The Williamsburg Guys Behind Simon Killer: The Millennial Generation's American Psycho [Q&A]

Borderline Films on their new film about an American student who goes psycho in Paris.

Still from Simon Killer

The one who was found, three days after going missing, shuddering in a corner without any clothes on. The one who left school because he started hearing voices. The one who sincerely believed that robot birds were recording his every move. These are just a few of the seemingly normal people I’ve known, who’ve dropped out of sight because of a catastrophic self-implosion brought about by mental illness. And they’re always of the same mold: in their late teens or 20s, intelligent, with a streak of moodiness, or fondness for drug-induced philosophy. Chances are, you know someone who fits the profile too.

Simon Killer, the latest by the up-and-coming Borderline Films, chronicles the descent of one such young man, Simon, as he graduates from college and moves to Paris to “find himself.” Instead, he finds strip clubs and doe-eyed prostitutes. And slowly loses his mind.

On the eve of the theatrical release of this film, I spoke with Antonio Campos, Sean Durkin, and Josh Mond—the trio of Williamsburg-dwelling, 20-somethings who make up Borderline Films.

The Creators Project: Is it true that you guys do everything together, and take turns directing movies?
Antonio Campos
: It’s this organic system we have. We’re always involved in some way with each other’s works. I don’t think any of our films would be the same without contributions from the others.

What’s the longest that you guys have been separated for?
[Everyone laughs] Campos
: Sean went away for a mini series for a few months. That was a really hard period, actually.

Simon Killer trailer

What was it like to go directly from wrapping Martha Marcy May Marlene to filming Simon Killer?
Josh Mond:
We’re used to moving very quickly, and when we were doing Martha, Tony [Antonio] was talking about how he had an idea to do with Sean Brady [who played Simon], and I was like “Fuck it, let’s just go make it.”

A week later I moved to Paris to start setting up locations.
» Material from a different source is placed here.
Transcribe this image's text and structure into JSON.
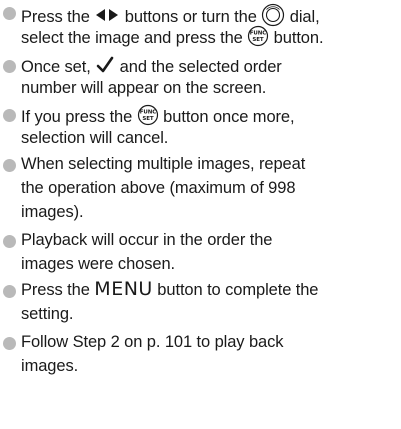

Fortunately, we had these great relationships through the Cannes Film Festival that allowed us great opportunities like being able to shoot privately at the Louvre and the Museum D’Orsay.

How’d you develop this idea of a budding sociopath screwing, and screwing over, women all over Paris?
Sean Durkin:
It was an idea that had been stewing for a while, ever since I started reading Georges Simenon, to tackle an opaque male figure that’s living a mundane existence but bound to burst at some point.

Do you think this anguished male figure is a product of our times?
Durkin: The dynamic is timeless, but I really think he’s a result of his time. The ambivalence, the narcissism, are things I see pretty frequently in young men of this generation.

So it’s like a trope that existed throughout the ages, but every generation has its own iteration of this character.
Durkin: That’s exactly it.

I noticed a lot of technical trickery in this movie—like filming characters from just behind their heads, or cutting off their heads completely, or just interludes of hazy light and color. It all made me notice the ways things were being filmed just as much as what was happening on screen. Were you intentionally trying to create this effect?
Campos: I wanted your eyes to be looking for the subject, and the more the camera obstructed something, the more you’re really looking at the frame, taking in details that you may not have noticed. It was a lot more to do with my idea of being a voyeur and looking in. The camera is in a strange place and you don’t see people’s faces when you expect to. The way Simon sees the world is obstructed, and a lot of what we’re doing is reflecting that.

Is that why Simon is so obsessed with the relationship between the eye and the brain? He tells people that he studied it in college several times.
Campos: Maybe it’s because I’m a filmmaker, but there’s something about characters that are interested in observing people. Like in [our first movie] Afterschool, it was the character’s obsession with videos that informed the way he looked at the world.

The way you see Simon but don’t actually see him—there’s a disconnection between what the eyes see and how the brain takes it.

Speaking of eyes, mine kept flitting back and forth between the action and the subtitles, since half the film is in French. Were subtitles one of your visual tricks used to manipulate the audience’s perception?
Campos: Yeah it’s all part of it. Cinema is about the relationship between the eye and the brain, and we tried to capture peripheral vision and the way the brain processes that.

Language is a tool that characters used to exercise power over each other. When Simon doesn’t give a shit what Victoria [his lover] wants, he’ll stop speaking in French. There’s a great amount of loss in translation between the two of them.

So, how are you going to decide who’s directing the next movie?
Durkin: Josh should.
Campos: Yeah, it should be Josh.